Scientists have uncovered a “hidden” chapter of the Bible written about 1,500 years ago in a manuscript stored in the Vatican Library.
The previously lost section represents one of the earliest translations of the Gospels, written in Old Syriac script, which long eluded scholars for a rather simple reason: the text had been erased over a millennium ago.
Per a report from The Independent, the practice of erasing and reusing manuscripts was relatively common during the Middle Ages. Parchment was scarce, so when scribes were tasked with updating translations of the Bible and other books, it often meant fully replacing the original text.
Grigory Kessel, a researcher from the Austrian Academy of Sciences, analyzed one updated script, utilizing UV light to reveal traces of the ancient Syriac text. He and his team then uncovered the long-lost Syriac interpretation of chapters 11 through 12 from Matthew.
“The tradition of Syriac Christianity knows several translations of the Old and New Testaments,” he said. “Until recently, only two manuscripts were known to contain the Old Syriac translation of the gospels.”
One of these manuscripts is kept in the British Library in London; the other is stored in St. Catherine’s Monastery at Mount Sinai. Fragments of a third manuscript were also recently found during the “Sinai Palimpsests Project.”
The project aims to use state-of-the-art spectral imaging processes to recover erased texts from old manuscripts being kept at St. Catherine’s, the world’s oldest continually operating monastery.
The most recently discovered Syriac manuscript fragments found by Kessel in the Vatican Library were actually hidden under three layers of the manuscript. In other words, the Old Syriac text had been erased and written over, and then the same was later done to that text.

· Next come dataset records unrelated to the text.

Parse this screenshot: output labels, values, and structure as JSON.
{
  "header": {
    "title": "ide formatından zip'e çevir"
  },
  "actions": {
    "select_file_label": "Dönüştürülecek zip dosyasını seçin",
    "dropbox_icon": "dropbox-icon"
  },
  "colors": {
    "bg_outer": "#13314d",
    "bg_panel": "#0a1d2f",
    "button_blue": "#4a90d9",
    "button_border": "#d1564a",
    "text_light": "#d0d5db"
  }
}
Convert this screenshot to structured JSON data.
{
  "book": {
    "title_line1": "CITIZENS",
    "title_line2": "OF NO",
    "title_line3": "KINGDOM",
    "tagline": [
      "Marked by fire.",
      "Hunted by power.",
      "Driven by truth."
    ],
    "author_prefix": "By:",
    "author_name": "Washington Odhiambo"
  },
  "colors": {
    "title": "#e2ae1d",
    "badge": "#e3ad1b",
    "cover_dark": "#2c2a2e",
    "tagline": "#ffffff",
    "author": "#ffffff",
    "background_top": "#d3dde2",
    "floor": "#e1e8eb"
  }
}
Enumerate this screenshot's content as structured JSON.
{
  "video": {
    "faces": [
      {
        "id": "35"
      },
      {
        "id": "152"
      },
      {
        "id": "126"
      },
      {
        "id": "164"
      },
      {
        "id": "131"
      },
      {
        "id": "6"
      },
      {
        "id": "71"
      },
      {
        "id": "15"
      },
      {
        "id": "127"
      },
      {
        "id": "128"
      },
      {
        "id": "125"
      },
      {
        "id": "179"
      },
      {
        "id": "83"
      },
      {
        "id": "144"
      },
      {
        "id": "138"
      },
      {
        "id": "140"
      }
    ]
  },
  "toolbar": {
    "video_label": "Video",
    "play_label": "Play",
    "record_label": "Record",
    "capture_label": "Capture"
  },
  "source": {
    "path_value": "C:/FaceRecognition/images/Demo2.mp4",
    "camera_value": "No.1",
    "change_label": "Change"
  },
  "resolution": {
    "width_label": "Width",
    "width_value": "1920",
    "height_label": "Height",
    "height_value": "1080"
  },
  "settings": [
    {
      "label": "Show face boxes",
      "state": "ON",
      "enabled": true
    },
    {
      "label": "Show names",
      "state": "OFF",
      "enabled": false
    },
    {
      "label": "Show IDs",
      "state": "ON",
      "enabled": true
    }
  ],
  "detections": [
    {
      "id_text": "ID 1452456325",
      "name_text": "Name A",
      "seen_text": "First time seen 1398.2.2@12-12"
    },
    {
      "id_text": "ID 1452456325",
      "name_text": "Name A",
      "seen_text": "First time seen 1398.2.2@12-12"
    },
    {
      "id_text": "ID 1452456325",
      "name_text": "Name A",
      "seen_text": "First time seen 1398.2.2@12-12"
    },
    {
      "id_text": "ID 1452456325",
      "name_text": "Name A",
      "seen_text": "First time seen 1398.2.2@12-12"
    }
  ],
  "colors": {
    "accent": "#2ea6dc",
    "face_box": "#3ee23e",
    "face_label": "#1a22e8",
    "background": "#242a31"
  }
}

“The Gospel text is hidden in the sense that the early 6th-century parchment copy of the Gospels Book was reused twice,” Kessel explained to The Daily Mail, “and today on the same page one can find three layers of writing (Syriac – Greek – Georgian).”